It is the same as any other course I have taught. The instructor has to break the material into chunks and provide an opportunity to get feedback from the participants. This feedback lets the instructor know that the information is being received and understood.
When you are able to see the class, and the class size is small, it is possible to get some feedback via visual cues. When you can't easily watch the eyes and body language of the students you have to allow the students to provide that feedback by other means: asking questions, completing exercises, answering questions.
A training class, like any other meeting must have goals. When the class is completed what are the goals of the class designer, the instructor, the students; and how can the those goals be measured?
If the instructor drones on for 20-30 minutes with zero feedback it is clear that the instructors goal was to plow though the material with no regard for making sure the student understood the material.
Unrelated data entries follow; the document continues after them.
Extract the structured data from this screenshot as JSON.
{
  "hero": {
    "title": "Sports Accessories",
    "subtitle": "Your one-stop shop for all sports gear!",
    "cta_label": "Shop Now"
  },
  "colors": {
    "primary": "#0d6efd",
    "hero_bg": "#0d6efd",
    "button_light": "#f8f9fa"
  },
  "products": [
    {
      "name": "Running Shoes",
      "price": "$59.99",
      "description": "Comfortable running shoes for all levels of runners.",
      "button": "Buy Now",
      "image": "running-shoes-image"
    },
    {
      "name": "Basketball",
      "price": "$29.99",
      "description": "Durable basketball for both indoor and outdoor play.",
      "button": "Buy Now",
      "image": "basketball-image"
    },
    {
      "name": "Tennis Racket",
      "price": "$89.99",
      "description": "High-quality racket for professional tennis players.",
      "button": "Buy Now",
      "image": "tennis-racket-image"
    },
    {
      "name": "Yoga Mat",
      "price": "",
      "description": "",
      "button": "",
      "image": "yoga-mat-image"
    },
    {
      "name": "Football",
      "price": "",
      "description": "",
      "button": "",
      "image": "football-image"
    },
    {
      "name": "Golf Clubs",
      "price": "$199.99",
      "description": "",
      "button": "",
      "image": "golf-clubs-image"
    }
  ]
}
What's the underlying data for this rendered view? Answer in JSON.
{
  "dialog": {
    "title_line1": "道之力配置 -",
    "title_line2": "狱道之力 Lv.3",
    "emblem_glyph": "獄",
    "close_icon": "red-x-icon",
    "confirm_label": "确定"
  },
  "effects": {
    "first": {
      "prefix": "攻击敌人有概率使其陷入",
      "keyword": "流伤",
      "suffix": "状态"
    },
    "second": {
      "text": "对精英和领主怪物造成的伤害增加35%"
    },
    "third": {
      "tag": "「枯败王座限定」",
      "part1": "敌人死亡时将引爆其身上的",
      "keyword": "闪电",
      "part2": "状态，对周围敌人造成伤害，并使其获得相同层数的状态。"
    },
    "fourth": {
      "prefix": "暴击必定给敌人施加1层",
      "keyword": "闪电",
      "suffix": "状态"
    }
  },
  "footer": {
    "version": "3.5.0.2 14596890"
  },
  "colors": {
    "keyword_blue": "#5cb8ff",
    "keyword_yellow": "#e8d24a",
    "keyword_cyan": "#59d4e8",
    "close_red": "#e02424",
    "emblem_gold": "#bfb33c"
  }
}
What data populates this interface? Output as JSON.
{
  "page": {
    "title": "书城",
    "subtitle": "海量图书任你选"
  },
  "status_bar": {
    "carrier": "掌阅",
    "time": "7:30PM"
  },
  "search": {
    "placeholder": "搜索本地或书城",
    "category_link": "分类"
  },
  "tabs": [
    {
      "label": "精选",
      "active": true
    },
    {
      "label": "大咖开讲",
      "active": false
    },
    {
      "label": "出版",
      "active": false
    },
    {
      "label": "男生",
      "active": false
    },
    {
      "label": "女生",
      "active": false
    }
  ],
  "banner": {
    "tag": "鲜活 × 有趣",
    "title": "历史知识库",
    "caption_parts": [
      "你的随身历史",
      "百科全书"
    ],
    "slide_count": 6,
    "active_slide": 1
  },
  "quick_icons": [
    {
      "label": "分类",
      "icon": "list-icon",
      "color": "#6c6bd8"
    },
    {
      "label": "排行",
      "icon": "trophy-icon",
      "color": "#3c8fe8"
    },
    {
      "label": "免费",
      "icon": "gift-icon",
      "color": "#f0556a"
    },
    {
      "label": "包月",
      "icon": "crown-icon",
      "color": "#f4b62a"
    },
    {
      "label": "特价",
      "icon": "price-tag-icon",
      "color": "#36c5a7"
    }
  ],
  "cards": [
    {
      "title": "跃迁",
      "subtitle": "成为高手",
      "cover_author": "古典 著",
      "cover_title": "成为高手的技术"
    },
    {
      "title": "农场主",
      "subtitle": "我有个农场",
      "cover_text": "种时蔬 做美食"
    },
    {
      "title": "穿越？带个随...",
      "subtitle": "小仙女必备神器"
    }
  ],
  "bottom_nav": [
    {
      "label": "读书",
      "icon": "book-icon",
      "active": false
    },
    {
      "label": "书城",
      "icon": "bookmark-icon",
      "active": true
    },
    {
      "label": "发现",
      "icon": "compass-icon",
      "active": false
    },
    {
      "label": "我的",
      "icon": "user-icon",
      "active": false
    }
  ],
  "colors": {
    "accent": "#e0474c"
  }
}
It is unclear if that matched the goal of the course designer. And in the case of the students it may or may not have met their goals.
A few months ago I was a participant in a series of training classes via a web connection. The instructor talked in one continuous sentence for the entire 30 minutes. They immediately ended the class with the phrase see everybody next week. They ignored all the questions that students had written via the interface. The slides weren't provided until several day later, and it was easy to see that they had just read the words on the slides. The next week it was clear that that was how the class was going to be run. The students got credit for being logged in during the class, and the instructor didn't even have to have any domain knowledge. Easiest class ever, but zero information retained.